In response to both user and SEO industry confusion, Google has revealed how it intends to handle the new types of top level domains being introduced when it comes to search results. One of the big insights is that the new TLDs won’t be given any special search treatment, and even a keyword in the TLD won’t either help or hurt in SERPs. The company also revealed that it intends to treat regional domains such as .london as if they are generic, without any additional weighting for local search, though leaves this open to be changed down the line. Head to their roundup to find out more.
Microsoft adds ‘revenge porn’ reporting page
Microsoft has followed in Google’s footsteps by introducing a reporting page for ‘revenge porn’, allowing victims to request that explicit content posted without their consent be removed from search results.
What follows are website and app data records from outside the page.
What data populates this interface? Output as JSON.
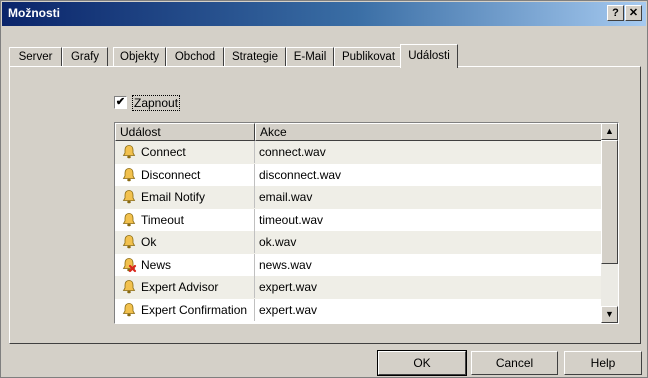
{
  "window": {
    "title": "Možnosti",
    "help_button": "?",
    "close_button": "✕"
  },
  "tabs": [
    {
      "label": "Server"
    },
    {
      "label": "Grafy"
    },
    {
      "label": "Objekty"
    },
    {
      "label": "Obchod"
    },
    {
      "label": "Strategie"
    },
    {
      "label": "E-Mail"
    },
    {
      "label": "Publikovat"
    },
    {
      "label": "Události",
      "active": true
    }
  ],
  "enable_checkbox": {
    "label": "Zapnout",
    "checked": true,
    "check_glyph": "✔"
  },
  "events_table": {
    "columns": [
      "Událost",
      "Akce"
    ],
    "rows": [
      {
        "event": "Connect",
        "action": "connect.wav",
        "icon": "bell-icon"
      },
      {
        "event": "Disconnect",
        "action": "disconnect.wav",
        "icon": "bell-icon"
      },
      {
        "event": "Email Notify",
        "action": "email.wav",
        "icon": "bell-icon"
      },
      {
        "event": "Timeout",
        "action": "timeout.wav",
        "icon": "bell-icon"
      },
      {
        "event": "Ok",
        "action": "ok.wav",
        "icon": "bell-icon"
      },
      {
        "event": "News",
        "action": "news.wav",
        "icon": "bell-disabled-icon"
      },
      {
        "event": "Expert Advisor",
        "action": "expert.wav",
        "icon": "bell-icon"
      },
      {
        "event": "Expert Confirmation",
        "action": "expert.wav",
        "icon": "bell-icon"
      }
    ]
  },
  "scrollbar": {
    "up_glyph": "▲",
    "down_glyph": "▼"
  },
  "buttons": {
    "ok": "OK",
    "cancel": "Cancel",
    "help": "Help"
  },
  "colors": {
    "titlebar_start": "#0a246a",
    "titlebar_end": "#a6caf0",
    "face": "#d4d0c8",
    "bell": "#f2c14e",
    "disabled_x": "#d9261c"
  }
}
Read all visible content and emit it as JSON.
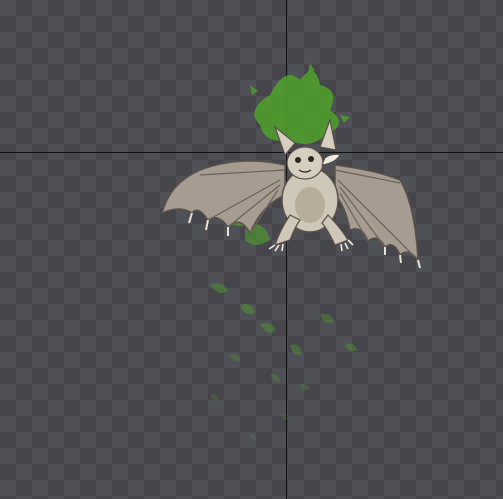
{
  "canvas": {
    "checker_light": "#505057",
    "checker_dark": "#45454b",
    "guide_color": "#111114"
  },
  "sprite": {
    "icon": "bat-creature-sprite",
    "effect": "green-poison-splatter",
    "effect_color": "#4fa22a",
    "body_color": "#cfc7b8",
    "wing_color": "#a69c92"
  }
}
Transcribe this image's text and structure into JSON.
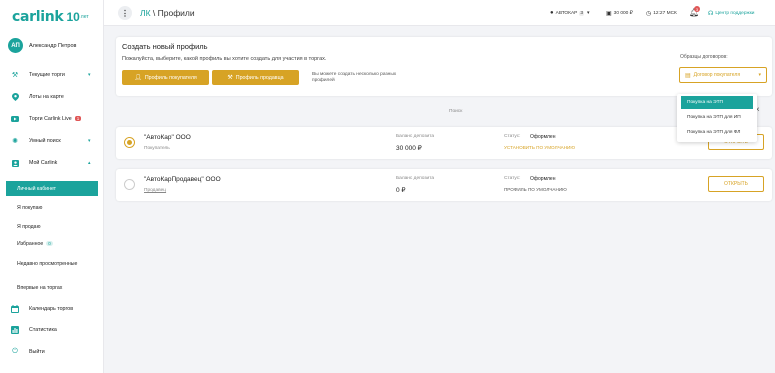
{
  "logo": {
    "text": "carlink",
    "number": "10",
    "suffix": "лет"
  },
  "user": {
    "initials": "АП",
    "name": "Александр Петров"
  },
  "sidebar": {
    "items": [
      {
        "label": "Текущие торги",
        "icon": "hammer-icon"
      },
      {
        "label": "Лоты на карте",
        "icon": "map-pin-icon"
      },
      {
        "label": "Торги Carlink Live",
        "icon": "live-icon",
        "badge": "1"
      },
      {
        "label": "Умный поиск",
        "icon": "bulb-icon"
      },
      {
        "label": "Мой Carlink",
        "icon": "profile-icon"
      }
    ],
    "sub_items": [
      {
        "label": "Личный кабинет"
      },
      {
        "label": "Я покупаю"
      },
      {
        "label": "Я продаю"
      },
      {
        "label": "Избранное",
        "badge": "0"
      },
      {
        "label": "Недавно просмотренные"
      },
      {
        "label": "Впервые на торгах"
      }
    ],
    "bottom_items": [
      {
        "label": "Календарь торгов",
        "icon": "calendar-icon"
      },
      {
        "label": "Статистика",
        "icon": "stats-icon"
      },
      {
        "label": "Выйти",
        "icon": "power-icon"
      }
    ]
  },
  "topbar": {
    "breadcrumb_root": "ЛК",
    "breadcrumb_sep": " \\ ",
    "breadcrumb_current": "Профили",
    "account": "АВТОКАР",
    "account_badge": "3",
    "balance": "30 000 ₽",
    "time": "12:27 МСК",
    "notif_count": "3",
    "support": "Центр поддержки"
  },
  "create": {
    "title": "Создать новый профиль",
    "desc": "Пожалуйста, выберите, какой профиль вы хотите создать для участия в торгах.",
    "buyer_btn": "Профиль покупателя",
    "seller_btn": "Профиль продавца",
    "note": "Вы можете создать несколько разных профилей",
    "samples_label": "Образцы договоров:",
    "select_value": "Договор покупателя"
  },
  "dropdown": {
    "options": [
      "Покупка на ЭТП",
      "Покупка на ЭТП для ИП",
      "Покупка на ЭТП для ФЛ"
    ]
  },
  "search_label": "Поиск",
  "profiles": [
    {
      "name": "\"АвтоКар\" ООО",
      "role": "Покупатель",
      "balance_label": "Баланс депозита",
      "balance": "30 000 ₽",
      "status_label": "Статус:",
      "status": "Оформлен",
      "status_action": "УСТАНОВИТЬ ПО УМОЛЧАНИЮ",
      "selected": true,
      "open_label": "ОТКРЫТЬ"
    },
    {
      "name": "\"АвтоКарПродавец\" ООО",
      "role": "Продавец",
      "balance_label": "Баланс депозита",
      "balance": "0 ₽",
      "status_label": "Статус:",
      "status": "Оформлен",
      "status_action": "ПРОФИЛЬ ПО УМОЛЧАНИЮ",
      "selected": false,
      "open_label": "ОТКРЫТЬ"
    }
  ],
  "colors": {
    "accent": "#1ba39c",
    "gold": "#d7a325"
  }
}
The page asks users to submit their name and email address, along with a URL for the content, and asks if they ever gave consent for it to be distributed. Microsoft warns that even if the request is approved, the content will only be removed from search results, and not the sites it is hosted on, but directs users to helpful resources.
Google is hiring an SEO manager to improve its own rankings
Yup, you read that right. Google is hiring an SEO Product Manager to boost its own rankings in organic search. More specifically, the company wants someone “to help drive organic traffic and business growth” for the Google Cloud Platform, the search giant’s cloud computing service. The hiree would be expected to “take part in website development and optimization, help shape blog and social strategy, improve website code hygiene and define web architecture for international websites.” It may seem more than a little odd to see Google worrying about its own search rankings, at least it shows that even they’re not above the rules.